He says the majority of loans given out by participating members of the Opportunity Finance Network fall in the $50,000 to $250,000 range. Marie Mascherin of New Jersey Community Capital, a member of Opportunity Finance Network, says infrastructure has been crucial in determining a town’s fate.

“It depends on how organized the local community is … Some communities are proactive and other communities it’s a challenge, because they continue to wait for grants, which are not a major part of any type of recovery program,” says Mascherin.

Success Stories

Despite the challenges many faced in accessing capital or receiving government loans, some businesses persevered in getting money to rebuild – and are even flourishing, just one year post-Sandy.

Mike Sodano opened the first independent movie theater in Asbury Park, New Jersey in 2009. When the storm hit, Sodano and his staff of five were in the process of expanding to a larger location.

“We were spared [destruction], but unfortunately what it did was postpone opening by about four weeks, and then the audience disappeared,” says Sodano. With no source of income for a month and then a slow trickle of moviegoers as the city began to recover, Sodano turned to New Jersey Community Capital, a community development financial institution belonging to the Opportunity Finance Network.

“I had heard the issues some of my fellow peers were going through with getting insurance money and government assistance,” says Sodano, who took out a $30,000 loan.

Sodano says nearly all of the town’s residents who were evacuated have come back.

“We’re back to where we were hoping we would be. People realized the city is back to where it was, and we’ve got people coming back to town,” he says.

In the Manhattan neighborhood of Tribeca, small business owner Lars Akerlund was also putting the finishing touches on an expansion last October, getting ready to open the flagship location of Fika, his small chain of chocolate shops. Then, the storm hit.

“Everything was destroyed,” says Akerlund, including interiors, machinery and equipment, and inventory. Losses totaled $600,000 at the downtown location, and uptown, Fika was closed for a period of time due to electrical outages.

“I wasn’t stressed out when I saw the damages,” says Akerlund, who felt secure thanks to extensive insurance policies.

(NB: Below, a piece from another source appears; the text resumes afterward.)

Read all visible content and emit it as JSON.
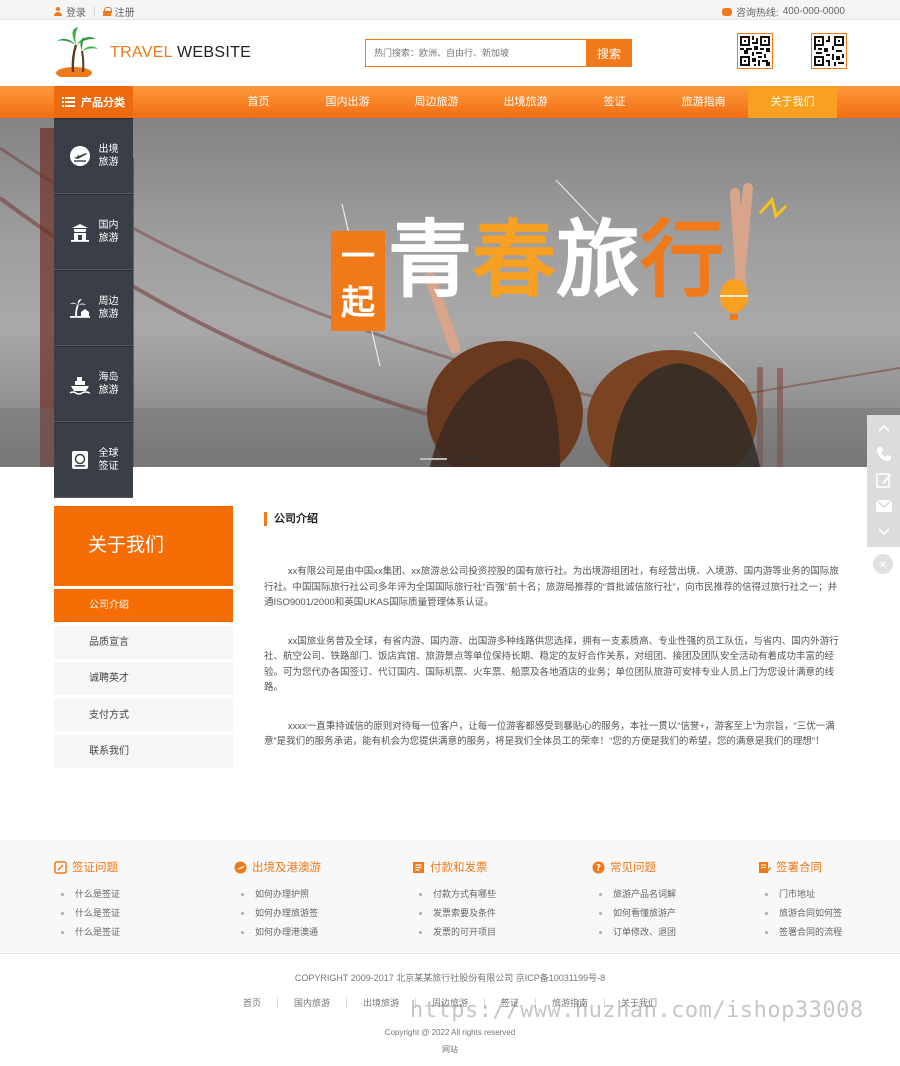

Then the insurance company said they wouldn’t pay out, because the flooding came from the ocean, rather than a burst pipe or rain.

“I really panicked then – the first thought went to our [30] employees,” he says.

As he racked up $150,000 on credit cards, Akerlund started the application for SBA loans. While he admits the process was long, and he understands others’ frustration, he says he wouldn’t be here today without the SBA, which gave him a $550,000, 30-year loan.

While construction took nearly five months, Akerlund says Fika is back and now better than ever.

“I try not to brag too much, but we’re opening up six new stores and employing almost 50 new people in the next year,” says Akerlund.

Turning to the Community

No matter their current state, the small business owners say the experience taught them the value of community and opened their eyes to the kindness of neighbors.

“We’re lucky we’re alive and able to renew – that’s the most important,” says Typaldos, who attended a Sandy anniversary 5K run over the weekend held by the church in her town that helped feed people during the storm.

“You met your neighbor you might not have known,” says Typaldos.

Sodano agrees, looking back one year ago to when he was sitting in a Wegman’s grocery store, trying to access WiFi.

“It was a bit of a grim time, but being with your neighbors and fellow businesspeople … that camaraderie got us through it all,” says Sodano.

Akerlund says Sandy opened his eyes to the spirit of New York.

“I’m amazed … I’m from Sweden, and you can say whatever you want about New York, but when the s*** hits the fan, people come together. We have proof of that from 9/11 or any big disaster,” says Akerlund. He says he was amazed that customers and suppliers reached out to offer their support and help – even his landlord allowed him to delay payments until he could get the business up and running.

And all the business owners agree that flood risk or not, leaving their neighborhoods wasn’t an option on the table.

“This has been my dream … to close our doors was never on my mind,” says Akerlund.